- [Exercise requirements] Images are to be omitted, and the rest of the records reproduced exactly.

---

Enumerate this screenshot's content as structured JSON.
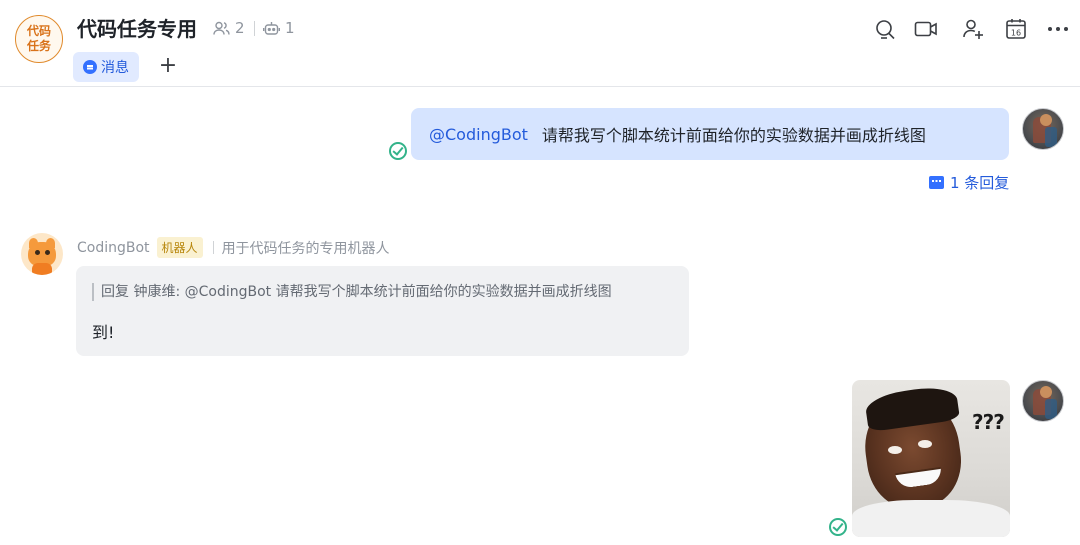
{
  "header": {
    "group_avatar_line1": "代码",
    "group_avatar_line2": "任务",
    "title": "代码任务专用",
    "member_count": "2",
    "bot_count": "1",
    "tabs": [
      {
        "label": "消息",
        "active": true
      }
    ],
    "add_tab": "+"
  },
  "toolbar": [
    {
      "name": "search-icon"
    },
    {
      "name": "video-call-icon"
    },
    {
      "name": "add-member-icon"
    },
    {
      "name": "calendar-icon",
      "text": "16"
    },
    {
      "name": "more-icon"
    }
  ],
  "messages": {
    "user_message": {
      "mention": "@CodingBot",
      "text": "请帮我写个脚本统计前面给你的实验数据并画成折线图",
      "reply_count_label": "1 条回复"
    },
    "bot_message": {
      "sender": "CodingBot",
      "tag": "机器人",
      "description": "用于代码任务的专用机器人",
      "quote": "回复 钟康维: @CodingBot 请帮我写个脚本统计前面给你的实验数据并画成折线图",
      "text": "到!"
    },
    "sticker_message": {
      "sticker_text": "???"
    }
  },
  "colors": {
    "accent": "#3370ff",
    "user_bubble": "#d6e4ff",
    "bot_bubble": "#f0f1f3",
    "read_check": "#33b38a",
    "group_avatar": "#e08a2c"
  }
}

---

- [Output of the exercise]
Enumerate this screenshot's content as structured JSON.
{
  "header": {
    "group_avatar_line1": "代码",
    "group_avatar_line2": "任务",
    "title": "代码任务专用",
    "member_count": "2",
    "bot_count": "1",
    "tabs": [
      {
        "label": "消息",
        "active": true
      }
    ],
    "add_tab": "+"
  },
  "toolbar": [
    {
      "name": "search-icon"
    },
    {
      "name": "video-call-icon"
    },
    {
      "name": "add-member-icon"
    },
    {
      "name": "calendar-icon",
      "text": "16"
    },
    {
      "name": "more-icon"
    }
  ],
  "messages": {
    "user_message": {
      "mention": "@CodingBot",
      "text": "请帮我写个脚本统计前面给你的实验数据并画成折线图",
      "reply_count_label": "1 条回复"
    },
    "bot_message": {
      "sender": "CodingBot",
      "tag": "机器人",
      "description": "用于代码任务的专用机器人",
      "quote": "回复 钟康维: @CodingBot 请帮我写个脚本统计前面给你的实验数据并画成折线图",
      "text": "到!"
    },
    "sticker_message": {
      "sticker_text": "???"
    }
  },
  "colors": {
    "accent": "#3370ff",
    "user_bubble": "#d6e4ff",
    "bot_bubble": "#f0f1f3",
    "read_check": "#33b38a",
    "group_avatar": "#e08a2c"
  }
}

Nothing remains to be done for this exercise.